The shelves of the school library at Peabody Elementary School in Washington, D.C., on Feb. 25. (Jahi Chikwendiu/The Washington Post)

Charter schools are far less likely than traditional schools to have libraries or librarians, surveys show.

During the 2011–12 school year, 49 percent of public charter schools reported having a library media center compared to 93 percent of traditional public schools in the United States, according to a survey by the National Center on Education Statistics.

Nationwide, one-third of libraries in public charter schools had full-time, paid, state-certified library media center specialists, compared to two-thirds of traditional public schools.

Publicly funded, independently operated charter schools typically have greater discretion over their spending and often have smaller or temporary facilities.

In 2014, the D.C. Public Charter School Board surveyed charter schools in the District to determine what library services they offer.
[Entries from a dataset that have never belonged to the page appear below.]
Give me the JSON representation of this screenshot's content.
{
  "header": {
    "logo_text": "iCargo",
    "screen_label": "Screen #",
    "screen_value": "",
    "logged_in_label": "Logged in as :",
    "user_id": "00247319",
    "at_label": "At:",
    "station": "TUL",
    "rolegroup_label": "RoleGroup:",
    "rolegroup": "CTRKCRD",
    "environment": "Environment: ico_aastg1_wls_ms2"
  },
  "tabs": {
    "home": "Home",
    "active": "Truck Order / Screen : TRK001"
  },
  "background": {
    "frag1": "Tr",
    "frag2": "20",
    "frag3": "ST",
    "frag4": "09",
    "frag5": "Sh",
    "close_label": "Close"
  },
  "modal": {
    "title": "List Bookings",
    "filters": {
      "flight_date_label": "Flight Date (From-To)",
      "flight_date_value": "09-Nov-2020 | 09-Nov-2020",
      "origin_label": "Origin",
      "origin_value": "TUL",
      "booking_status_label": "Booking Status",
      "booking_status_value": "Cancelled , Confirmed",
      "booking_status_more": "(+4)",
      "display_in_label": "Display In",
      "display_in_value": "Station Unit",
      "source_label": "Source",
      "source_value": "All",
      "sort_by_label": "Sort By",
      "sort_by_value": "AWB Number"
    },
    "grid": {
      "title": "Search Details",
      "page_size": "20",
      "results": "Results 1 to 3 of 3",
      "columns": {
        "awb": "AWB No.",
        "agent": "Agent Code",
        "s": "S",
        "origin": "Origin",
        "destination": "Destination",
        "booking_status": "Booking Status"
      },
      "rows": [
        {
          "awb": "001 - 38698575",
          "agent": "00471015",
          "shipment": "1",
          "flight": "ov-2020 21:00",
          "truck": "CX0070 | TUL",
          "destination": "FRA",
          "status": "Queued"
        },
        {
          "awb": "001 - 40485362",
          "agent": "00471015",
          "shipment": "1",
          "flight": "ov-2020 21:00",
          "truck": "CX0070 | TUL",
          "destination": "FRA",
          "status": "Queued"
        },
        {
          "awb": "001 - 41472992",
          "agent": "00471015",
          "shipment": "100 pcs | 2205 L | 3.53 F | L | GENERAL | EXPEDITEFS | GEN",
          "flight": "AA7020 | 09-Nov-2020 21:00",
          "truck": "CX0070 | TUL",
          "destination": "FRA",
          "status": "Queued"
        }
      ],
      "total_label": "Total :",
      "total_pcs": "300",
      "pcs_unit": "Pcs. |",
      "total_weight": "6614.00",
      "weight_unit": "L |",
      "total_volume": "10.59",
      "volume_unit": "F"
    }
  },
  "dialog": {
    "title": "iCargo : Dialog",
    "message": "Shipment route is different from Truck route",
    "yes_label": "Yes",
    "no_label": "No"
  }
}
Of the 100 campuses that reported library data, 43 had libraries outside the classroom, while 44 had classroom libraries. There were 13 campuses that reported having no library.

Here’s a campus-by-campus list of what the schools reported.

KIPP DC reported investing in classroom libraries at each of its campuses rather than in school-wide libraries.

Kate Finley, chief academic officer for KIPP DC, said it’s part of the culture of their classrooms for students to have a wide range of books at their fingertips, organized by reading levels.

Advocates for school libraries say centralized libraries serve a different purpose, as a center where students can learn research and information skills and where they can explore books on any topic at any level.

D.C. Public Libraries is opening a branch at DC Prep Benning Public Charter School this month, with plans to have a collection of 5,000 books and staff who will connect students and teachers to library resources at the school and a nearby D.C. public library on Benning Road.

The plan was outlined Tuesday by Richard Reyes-Gavilan, executive director of the D.C. Public Library at an oversight hearing before the D.C. Council Education Committee.